The new act replaces all these taxes with a uniform tax on transfers of Connecticut taxable gifts and estates that exceed a combined lifetime total of $2 million. It applies to:

1. estates of people who die on or after January 1, 2005 if (a) the estate's taxable value exceeds $2 million and (b) the person was either a Connecticut resident when he died or owned Connecticut real or personal property;

2. gifts above the federal gift tax threshold (currently $11,000 per year, per recipient) made on or after January 1, 2005 that, in the aggregate over the donor's life, exceed $2 million; and

3. a person's estate, if the combined value of all the Connecticut taxable gifts he made after January 1, 2005 and his taxable estate exceeds $2 million.

A Connecticut taxable estate is (1) a person's gross estate minus all federally allowable deductions except the one for state death taxes paid plus (2) the aggregate value of all Connecticut taxable gifts the decedent made during his life starting on January 1, 2005. For state tax purposes, a person may take advantage of the optional deduction for the value of a qualifying life income interest in property passing to a surviving spouse, even if he does not do so for the federal estate tax.

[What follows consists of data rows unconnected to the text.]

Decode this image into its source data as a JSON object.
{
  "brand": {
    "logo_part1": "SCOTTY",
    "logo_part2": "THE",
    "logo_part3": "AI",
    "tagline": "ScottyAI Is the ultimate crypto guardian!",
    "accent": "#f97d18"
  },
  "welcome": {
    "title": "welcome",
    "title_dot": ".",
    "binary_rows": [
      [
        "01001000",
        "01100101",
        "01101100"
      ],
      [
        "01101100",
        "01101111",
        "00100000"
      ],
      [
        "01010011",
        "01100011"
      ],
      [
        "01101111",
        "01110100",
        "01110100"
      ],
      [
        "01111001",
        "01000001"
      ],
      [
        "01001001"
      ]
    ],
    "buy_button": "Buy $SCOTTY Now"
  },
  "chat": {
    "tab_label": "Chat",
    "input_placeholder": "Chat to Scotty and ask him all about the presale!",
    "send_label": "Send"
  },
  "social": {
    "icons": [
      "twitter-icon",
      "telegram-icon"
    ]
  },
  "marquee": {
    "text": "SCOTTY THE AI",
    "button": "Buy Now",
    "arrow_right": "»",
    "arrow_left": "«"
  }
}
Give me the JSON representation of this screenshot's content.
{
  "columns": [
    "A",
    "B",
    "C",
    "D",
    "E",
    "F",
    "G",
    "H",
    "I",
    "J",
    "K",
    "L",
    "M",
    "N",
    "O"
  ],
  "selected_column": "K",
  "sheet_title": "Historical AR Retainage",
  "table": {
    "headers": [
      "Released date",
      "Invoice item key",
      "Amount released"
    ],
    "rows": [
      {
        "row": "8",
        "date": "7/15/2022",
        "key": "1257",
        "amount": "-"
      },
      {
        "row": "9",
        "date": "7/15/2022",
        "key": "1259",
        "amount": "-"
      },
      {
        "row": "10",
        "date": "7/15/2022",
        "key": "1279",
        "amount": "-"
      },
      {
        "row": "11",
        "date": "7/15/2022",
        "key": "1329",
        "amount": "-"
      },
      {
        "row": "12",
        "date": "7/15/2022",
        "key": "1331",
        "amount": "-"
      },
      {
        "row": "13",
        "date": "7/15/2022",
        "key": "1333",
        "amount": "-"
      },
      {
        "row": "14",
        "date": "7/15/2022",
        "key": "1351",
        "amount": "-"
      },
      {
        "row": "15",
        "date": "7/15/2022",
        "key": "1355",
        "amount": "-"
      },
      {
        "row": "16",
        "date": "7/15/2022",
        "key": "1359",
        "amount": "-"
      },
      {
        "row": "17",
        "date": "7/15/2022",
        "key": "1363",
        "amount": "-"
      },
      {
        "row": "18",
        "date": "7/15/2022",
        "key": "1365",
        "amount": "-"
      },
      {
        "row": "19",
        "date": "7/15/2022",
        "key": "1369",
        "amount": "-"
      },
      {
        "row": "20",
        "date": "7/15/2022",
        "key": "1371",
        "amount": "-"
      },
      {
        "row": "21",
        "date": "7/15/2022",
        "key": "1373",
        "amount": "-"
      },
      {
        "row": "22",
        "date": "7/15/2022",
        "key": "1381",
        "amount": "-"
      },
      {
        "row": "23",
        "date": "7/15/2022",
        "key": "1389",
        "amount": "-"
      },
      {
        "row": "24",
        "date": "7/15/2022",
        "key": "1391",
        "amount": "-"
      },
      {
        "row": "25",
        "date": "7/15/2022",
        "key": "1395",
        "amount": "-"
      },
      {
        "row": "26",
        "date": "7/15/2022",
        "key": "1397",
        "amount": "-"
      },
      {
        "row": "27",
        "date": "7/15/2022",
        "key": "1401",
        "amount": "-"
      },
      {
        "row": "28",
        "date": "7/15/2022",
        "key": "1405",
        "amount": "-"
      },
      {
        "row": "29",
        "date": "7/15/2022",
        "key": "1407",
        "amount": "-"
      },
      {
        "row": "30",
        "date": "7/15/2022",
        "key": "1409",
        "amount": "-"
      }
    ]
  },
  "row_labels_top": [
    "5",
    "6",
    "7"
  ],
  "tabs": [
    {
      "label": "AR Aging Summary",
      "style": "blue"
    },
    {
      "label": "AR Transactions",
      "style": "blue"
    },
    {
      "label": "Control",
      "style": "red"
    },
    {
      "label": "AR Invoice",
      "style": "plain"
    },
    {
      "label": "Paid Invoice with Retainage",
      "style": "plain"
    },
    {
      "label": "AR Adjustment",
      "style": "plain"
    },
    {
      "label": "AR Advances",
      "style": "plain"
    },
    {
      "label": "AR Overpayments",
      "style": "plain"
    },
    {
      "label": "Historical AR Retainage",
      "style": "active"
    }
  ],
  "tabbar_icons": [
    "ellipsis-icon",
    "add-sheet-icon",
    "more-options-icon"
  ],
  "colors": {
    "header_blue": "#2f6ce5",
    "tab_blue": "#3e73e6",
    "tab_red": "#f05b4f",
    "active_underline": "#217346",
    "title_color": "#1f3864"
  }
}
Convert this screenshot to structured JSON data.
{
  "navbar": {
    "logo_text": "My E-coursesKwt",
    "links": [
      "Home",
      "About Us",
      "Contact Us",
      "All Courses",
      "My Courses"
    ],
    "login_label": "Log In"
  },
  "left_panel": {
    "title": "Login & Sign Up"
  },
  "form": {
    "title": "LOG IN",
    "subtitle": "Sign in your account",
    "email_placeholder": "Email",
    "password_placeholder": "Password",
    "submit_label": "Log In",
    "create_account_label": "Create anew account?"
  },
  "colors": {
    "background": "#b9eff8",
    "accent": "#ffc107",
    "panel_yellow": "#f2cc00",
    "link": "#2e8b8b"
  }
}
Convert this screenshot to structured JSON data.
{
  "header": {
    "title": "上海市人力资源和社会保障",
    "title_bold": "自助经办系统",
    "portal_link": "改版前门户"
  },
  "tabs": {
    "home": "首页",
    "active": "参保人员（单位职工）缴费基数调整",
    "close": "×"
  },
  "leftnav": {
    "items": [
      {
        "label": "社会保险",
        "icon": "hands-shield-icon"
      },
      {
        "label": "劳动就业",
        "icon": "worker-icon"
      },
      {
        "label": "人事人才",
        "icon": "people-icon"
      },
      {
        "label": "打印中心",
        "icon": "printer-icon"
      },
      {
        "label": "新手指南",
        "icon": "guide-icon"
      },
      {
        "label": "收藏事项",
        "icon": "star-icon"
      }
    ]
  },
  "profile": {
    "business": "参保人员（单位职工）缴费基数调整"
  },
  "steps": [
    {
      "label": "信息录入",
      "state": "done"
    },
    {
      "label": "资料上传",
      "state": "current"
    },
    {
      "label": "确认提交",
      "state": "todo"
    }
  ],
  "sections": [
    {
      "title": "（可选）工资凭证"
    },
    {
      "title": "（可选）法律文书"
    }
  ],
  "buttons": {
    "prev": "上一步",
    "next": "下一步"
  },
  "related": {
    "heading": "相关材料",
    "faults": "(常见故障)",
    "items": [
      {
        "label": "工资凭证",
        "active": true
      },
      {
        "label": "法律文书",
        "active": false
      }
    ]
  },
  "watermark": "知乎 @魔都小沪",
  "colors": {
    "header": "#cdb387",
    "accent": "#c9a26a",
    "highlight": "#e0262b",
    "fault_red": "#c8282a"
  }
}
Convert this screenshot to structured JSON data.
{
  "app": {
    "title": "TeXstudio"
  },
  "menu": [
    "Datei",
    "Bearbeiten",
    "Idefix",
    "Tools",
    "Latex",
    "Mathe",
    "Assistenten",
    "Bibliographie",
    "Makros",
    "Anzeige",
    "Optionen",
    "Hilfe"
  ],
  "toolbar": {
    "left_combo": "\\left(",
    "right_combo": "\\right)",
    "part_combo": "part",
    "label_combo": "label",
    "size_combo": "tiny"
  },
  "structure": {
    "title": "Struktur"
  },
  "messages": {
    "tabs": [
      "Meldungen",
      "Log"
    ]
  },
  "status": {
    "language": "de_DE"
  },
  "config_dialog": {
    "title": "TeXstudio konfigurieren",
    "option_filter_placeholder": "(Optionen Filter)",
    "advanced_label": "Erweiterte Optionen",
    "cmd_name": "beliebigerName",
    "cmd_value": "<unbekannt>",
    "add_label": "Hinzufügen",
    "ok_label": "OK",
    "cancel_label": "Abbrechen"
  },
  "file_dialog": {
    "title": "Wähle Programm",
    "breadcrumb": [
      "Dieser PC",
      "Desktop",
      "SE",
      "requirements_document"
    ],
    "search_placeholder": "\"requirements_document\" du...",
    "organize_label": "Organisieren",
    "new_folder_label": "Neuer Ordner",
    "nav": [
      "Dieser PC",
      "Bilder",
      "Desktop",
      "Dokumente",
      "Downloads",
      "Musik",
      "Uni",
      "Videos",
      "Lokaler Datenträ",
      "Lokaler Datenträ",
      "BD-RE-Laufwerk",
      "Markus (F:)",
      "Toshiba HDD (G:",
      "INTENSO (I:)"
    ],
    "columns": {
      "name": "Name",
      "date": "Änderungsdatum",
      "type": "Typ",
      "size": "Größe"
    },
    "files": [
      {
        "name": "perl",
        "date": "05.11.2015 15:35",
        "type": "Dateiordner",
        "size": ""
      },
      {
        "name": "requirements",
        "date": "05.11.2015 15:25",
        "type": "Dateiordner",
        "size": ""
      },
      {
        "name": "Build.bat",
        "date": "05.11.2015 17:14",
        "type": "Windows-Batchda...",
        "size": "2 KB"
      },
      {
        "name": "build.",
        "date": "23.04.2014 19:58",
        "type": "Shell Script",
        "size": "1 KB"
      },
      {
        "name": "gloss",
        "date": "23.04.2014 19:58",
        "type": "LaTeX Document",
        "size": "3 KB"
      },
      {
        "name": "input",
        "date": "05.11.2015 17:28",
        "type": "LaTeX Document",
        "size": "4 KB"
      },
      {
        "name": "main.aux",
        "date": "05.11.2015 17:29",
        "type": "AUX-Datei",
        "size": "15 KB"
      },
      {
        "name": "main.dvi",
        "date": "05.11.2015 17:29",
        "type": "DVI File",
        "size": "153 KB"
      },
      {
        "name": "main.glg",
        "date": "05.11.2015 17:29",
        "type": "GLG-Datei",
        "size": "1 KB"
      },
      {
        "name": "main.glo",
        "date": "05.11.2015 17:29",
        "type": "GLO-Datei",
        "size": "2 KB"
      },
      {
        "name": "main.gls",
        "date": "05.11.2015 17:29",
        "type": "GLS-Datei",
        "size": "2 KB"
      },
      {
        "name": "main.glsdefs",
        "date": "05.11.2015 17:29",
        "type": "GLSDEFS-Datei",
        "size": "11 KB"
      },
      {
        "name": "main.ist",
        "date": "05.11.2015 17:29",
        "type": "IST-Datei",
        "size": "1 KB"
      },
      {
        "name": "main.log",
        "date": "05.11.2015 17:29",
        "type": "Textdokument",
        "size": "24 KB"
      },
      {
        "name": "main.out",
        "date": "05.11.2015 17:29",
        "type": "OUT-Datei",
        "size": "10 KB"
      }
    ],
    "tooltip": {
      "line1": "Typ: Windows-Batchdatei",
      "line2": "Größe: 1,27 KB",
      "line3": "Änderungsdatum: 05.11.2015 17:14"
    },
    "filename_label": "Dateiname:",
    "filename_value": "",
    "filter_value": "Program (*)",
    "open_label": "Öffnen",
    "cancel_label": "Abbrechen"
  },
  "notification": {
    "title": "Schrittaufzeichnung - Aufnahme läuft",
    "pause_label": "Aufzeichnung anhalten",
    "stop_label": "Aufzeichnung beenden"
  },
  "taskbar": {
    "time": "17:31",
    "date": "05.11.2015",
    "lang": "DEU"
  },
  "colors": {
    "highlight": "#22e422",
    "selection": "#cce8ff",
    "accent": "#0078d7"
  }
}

But the act requires the gross estate to include any such qualifying life income interest that the decedent held.

A Connecticut taxable gift is (1) any federally taxable gift made by a Connecticut resident, excluding real estate or tangible personal property located outside the state, and (2) any federally taxable gift made by a nonresident of real estate or tangible personal property located in Connecticut. Any gift taxes paid on gifts made on or after January 1, 2005 are credited against total estate and gift tax liability.

Table 5 shows the tax rates on taxable gifts made, and taxable estates of those who die, on or after January 1, 2005. These rates are equivalent to the federal credit tax rates that served as Connecticut's estate tax rates in 2001 (see Table 1).

Table 5: Tax Rates on Connecticut Taxable Gifts and Estates Under

PA 05-251

VALUE OF GIFT OR ESTATE

TAX

Col. A:

Over

Col. B:

But not over

Col. C:

Tax on

Col. A

Col. D:

Tax Rate on excess over Col. A

0

$2,000,000

No Tax

$2,000,000

2,100,000

5.085% of the excess over 0

2,100,000

2,600,000

$106,800

8.0%

2,600,000

3,100,000

146,800

8.8%

3,100,000

3,600,000

190,800

9.6%

3,600,000

4,100,000

238,800

10.4%

4,100,000

5,100,000

290,800

11.2%

5,100,000

6,100,000

402,800

12.0%

6,100,000

7,100,000

522,800

12.8%

7,100,000

8,100,000

650,800

13.6%

8,100,000

9,100,000

786,800

14.4%

9,100,000

10,100,000

930,800

15.2%

Over $10,100,000

$1,082,800 plus 16%

of the excess over $10,100,000

JL:ro